No matter how creatively you plan your web site design, the underlying structure of (X)HTML is grid based. Even if you aren't laying out your site using tables (you aren't right? good) you can think of multiple DIVs, headings, paragraphs, and images as a piece of your grid. So, if you're creating your web site mockups in Photoshop, dragging out some grid lines should be the first move you make.
First, create a new document for your web site mockup. If I'm doing 800 x 600 resolution, I like to use 760 x 480. If I get to use 1024 x 768 resolution, I create my mockup at 960 x 480. Once you have your new document created and ready to work on, make sure that you have your rulers turned on by going to View -> Rulers or pressing Command + R (or Control + R on a PC). Now, if the numbers on your ruler don't match up to the size of the document you created, your ruler units are not set to pixels. To fix this go to Preferences -> Units & Rulers and change the top option Rulers: to pixels:

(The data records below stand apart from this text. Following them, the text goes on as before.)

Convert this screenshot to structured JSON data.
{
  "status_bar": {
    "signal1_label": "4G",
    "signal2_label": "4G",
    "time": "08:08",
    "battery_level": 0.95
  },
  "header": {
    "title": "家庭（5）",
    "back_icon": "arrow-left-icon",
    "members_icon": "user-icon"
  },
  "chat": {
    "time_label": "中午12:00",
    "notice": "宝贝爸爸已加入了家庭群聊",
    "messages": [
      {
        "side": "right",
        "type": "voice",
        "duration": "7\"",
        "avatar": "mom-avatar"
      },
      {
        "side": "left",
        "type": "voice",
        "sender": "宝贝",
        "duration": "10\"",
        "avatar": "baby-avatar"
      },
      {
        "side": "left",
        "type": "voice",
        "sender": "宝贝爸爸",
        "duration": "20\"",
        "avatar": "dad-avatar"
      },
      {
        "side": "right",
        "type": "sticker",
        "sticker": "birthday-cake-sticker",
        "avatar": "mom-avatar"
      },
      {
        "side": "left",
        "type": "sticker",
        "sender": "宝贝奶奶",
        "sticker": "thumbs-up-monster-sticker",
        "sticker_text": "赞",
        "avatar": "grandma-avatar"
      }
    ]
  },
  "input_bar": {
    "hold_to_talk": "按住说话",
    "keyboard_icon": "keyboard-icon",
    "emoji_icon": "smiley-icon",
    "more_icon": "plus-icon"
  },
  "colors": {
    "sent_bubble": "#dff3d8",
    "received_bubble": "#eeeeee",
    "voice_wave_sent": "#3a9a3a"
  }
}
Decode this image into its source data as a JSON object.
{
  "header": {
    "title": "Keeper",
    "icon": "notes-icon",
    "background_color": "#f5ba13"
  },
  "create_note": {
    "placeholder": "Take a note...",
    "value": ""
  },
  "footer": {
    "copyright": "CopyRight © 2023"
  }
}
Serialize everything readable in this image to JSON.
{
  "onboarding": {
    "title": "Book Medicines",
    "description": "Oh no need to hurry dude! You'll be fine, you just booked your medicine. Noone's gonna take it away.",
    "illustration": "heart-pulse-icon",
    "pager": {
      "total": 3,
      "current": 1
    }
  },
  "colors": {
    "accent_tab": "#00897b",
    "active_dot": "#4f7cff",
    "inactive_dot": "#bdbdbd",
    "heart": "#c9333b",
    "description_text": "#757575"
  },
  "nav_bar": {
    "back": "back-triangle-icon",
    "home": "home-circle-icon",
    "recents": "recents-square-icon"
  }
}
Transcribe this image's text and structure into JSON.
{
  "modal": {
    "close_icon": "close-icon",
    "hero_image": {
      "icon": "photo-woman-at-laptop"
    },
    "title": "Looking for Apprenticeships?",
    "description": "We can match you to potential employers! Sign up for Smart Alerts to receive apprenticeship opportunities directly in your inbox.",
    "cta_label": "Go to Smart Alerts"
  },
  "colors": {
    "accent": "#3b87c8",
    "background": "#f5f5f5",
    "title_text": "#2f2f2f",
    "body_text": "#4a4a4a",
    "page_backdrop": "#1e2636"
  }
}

Now you're finally ready to start dragging out your grid lines to create the structure of your mockup. I say dragging, because that's exactly what you do. Place your mouse cursor anywhere along the ruler and click. Hold in the mouse button and drag a ruler down onto your document. I find it helpful to watch the Info pallet (pictured below) to see at what pixel my grid is going to be placed at. That way you don't end up trying to place your grid line at 200 and end up with 203.
A typical web site has a header, a navigation bar, an left side navigation and a footer. In that header you typically have a logo. Below is a screen shot of a grid setup showing an example of how you might set this up:
From time to time, I will create "wireframes" based on these grids to give clients a choice of how their site will be laid out. This helps them visualize the site's structure without having them worry about colors, designs, or type faces. Using the Rectangular Marquee Tool (M), your selection will snap to your grid. I like to fill the areas with different shades of gray to create a wireframe that the client will review. Here's an example using the same grid layout:
The biggest benefit when designing mockups based on grids comes when you are writing your XHTML and CSS. We already know by looking at our grid the sizes of our page elements. Using my wireframe from above, we see that we have a header with a height of 100 pixels, a navigation bar with a height of 50 pixels, a left navigation area with a width of 200 pixels and a footer with a height of 50 pixels, so our CSS for that would be:
One last example
You can get very indepth with your grids. Here is a mockup of our forthcoming InetSolution web site redesign with the grids turned on: